How to Regulate the Federal Communications Commission
The House of Representatives just passed H.R. 3309, the Federal Communications Commission Process Reform Act, in an attempt to normalize the FCC‘s propensity to regulate without congressional authority, and to arrest its eager interference with ordinary, essential business transactions like mergers.
Yet the Senate will never pass Rep. Greg Walden’s (R-Ore.) bill. And the Obama Administration promises a veto despite recent executive orders like “Improving Regulation and Regulatory Review,” and a newer order ostensibly encouraging independent agencies like FCC itself to conduct cost-benefit assessments and otherwise make regulation more sensible.
High profile, priestly campaigns for the FCC have been its National Broadband Plan (I still demand a National Elevator Plan first), its net neutrality order recently issued without congressional authority, and its “Future of Media” campaign addressing a supposed crisis in journalism.
Others include FCC’s blockage of the AT&T/T-Mobile merger, and lengthy, costly transaction reviews and disabling “conditions” imposed on mergers like those of Comcast-NBC Universal and XM-Sirius.
Thus, what the White House says is wrong with the FCC Process Reform Act is actually what’s right about it:
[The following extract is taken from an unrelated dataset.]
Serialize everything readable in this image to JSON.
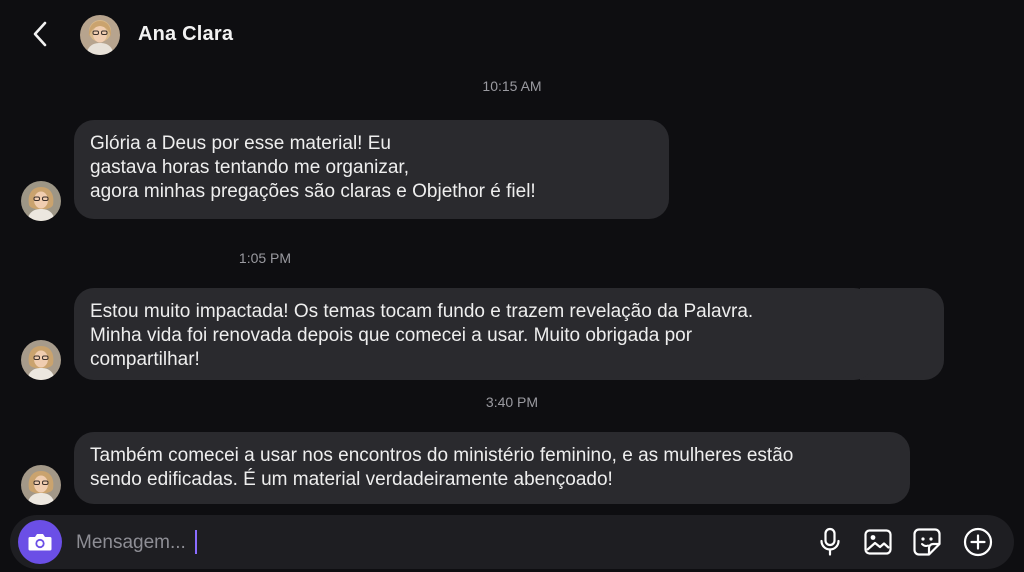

H.R. 3309 would also limit the FCC’s ability to impose conditions, or to accept commitments from transacting parties, as part of its review of transfers of licenses and other assets. These restrictions would harm the Federal Government’s ability to promote the most effective competitive outcome in any given transaction involving communications firms. H.R. 3309 would limit the ability of the FCC and the Justice Department to work together on telecommunications matters to protect consumers, promote competition, and increase innovation to ensure access to more choices, lower rates and prices, and better products.
Governments don’t “promote effective competitive outcomes,” especially when agencies team up to do it forcibly, at the behest of lobbyists besides.
The FCC explicitly interferes with competitive processes at their most fundamental level. It picks favorites, not just among companies and industries, but among business models as such. It conjures into existence an industry structure that otherwise would not have existed, forcibly reorganizing industry parameters themselves and undermining consumer welfare.
It’s a highly destructive, wasteful game, and few seem to care much.
The FCC exists almost as it was when it was established in 1934 to regulate “communication by wire and radio” in a world of scarcity.
The net makes scarcity largely a thing of the past; some even exaggerate that “information wants to be free.” If ever an economic sector needed a coherent vision for substantial and sustained liberalization to replace FCC’s heed-my-commandments impulses, the massive telecommunications marketplace is it. A study by economist Jerry Ellig found telecommunications regulation may cost consumers $105 billion annually in higher prices and foregone services, and that was before net neutrality and the newer campaigns came along.
If we were starting from a clean slate in today’s world, we wouldn’t likely create a Federal Communications Commission with command over price, entry and services. Internet technologies are among mankind’s most liberating; erasing distance, making broadcasters out of everyone. Today’s communications landscape has given individuals a freedom of speech that the framers could never have imagined.
Thus the “scarcity” FCC was supposed to allocate is barely there, apart from the need for it to get spectrum into the marketplace in a manner that clarifies rights of future owners to resell. Speech is wonderfully free.
Public interest and airwave scarcity rationalizations were the long-time justifications for telecom regulation, but today that large government bureaucracy itself threatens to exaggerate scarcity in infrastructure and spectrum by continued interference and fortress-building.
When liberalizing any heavily regulated segment of a mixed economy–here, communications–the gauge of the impending reform’s appropriateness is simple: The body of private activity subject to regulation must decline rather than increase. Instead, the FCC is on a growth path with respect to micro-managing telecom and an unwillingness to leave needed large-scale transactions alone. In the latest Unified Agenda of Federal Regulations, 103 rules originate from the FCC. The agency seeks a FY2013 budget of $347 million.
FCC’s very power invites costly lobbying battles that delay new technologies and hurt consumers. Most recently, this week the group Public Knowledge accused Comcast of net neutrality violations for certain Xfinity services, although those involve the use of a user’s Microsoft xBox for delivery of content that doesn’t even traverse the public Internet.
Regulation of the communications industry wouldn’t disappear without the FCC, but would become decentralized. Alongside the heavy “regulation” that competitors and investors and business partners impose (and that FCC rarely acknowledges), states would continue to enforce consumer protection rules (and rights of way). The federal antitrust rules do remain (but you won’t hear me invoking them), such that the Federal Trade Commission could strike down the kind of vertical restraints of trade that some fear.
The underlying goal of the FCC Process Reform Act is exactly appropriate: to move toward more competitive discipline and regulation of general applicability that avoids the excess costs of a backward looking, centralized bureaucracy called FCC.
The FCC has engaged in it net neutrality campaign for years; Rep. Walden has just kicked off the more urgently needed “agency neutrality” campaign. Regulatory reform and free enterprise need more champions like that.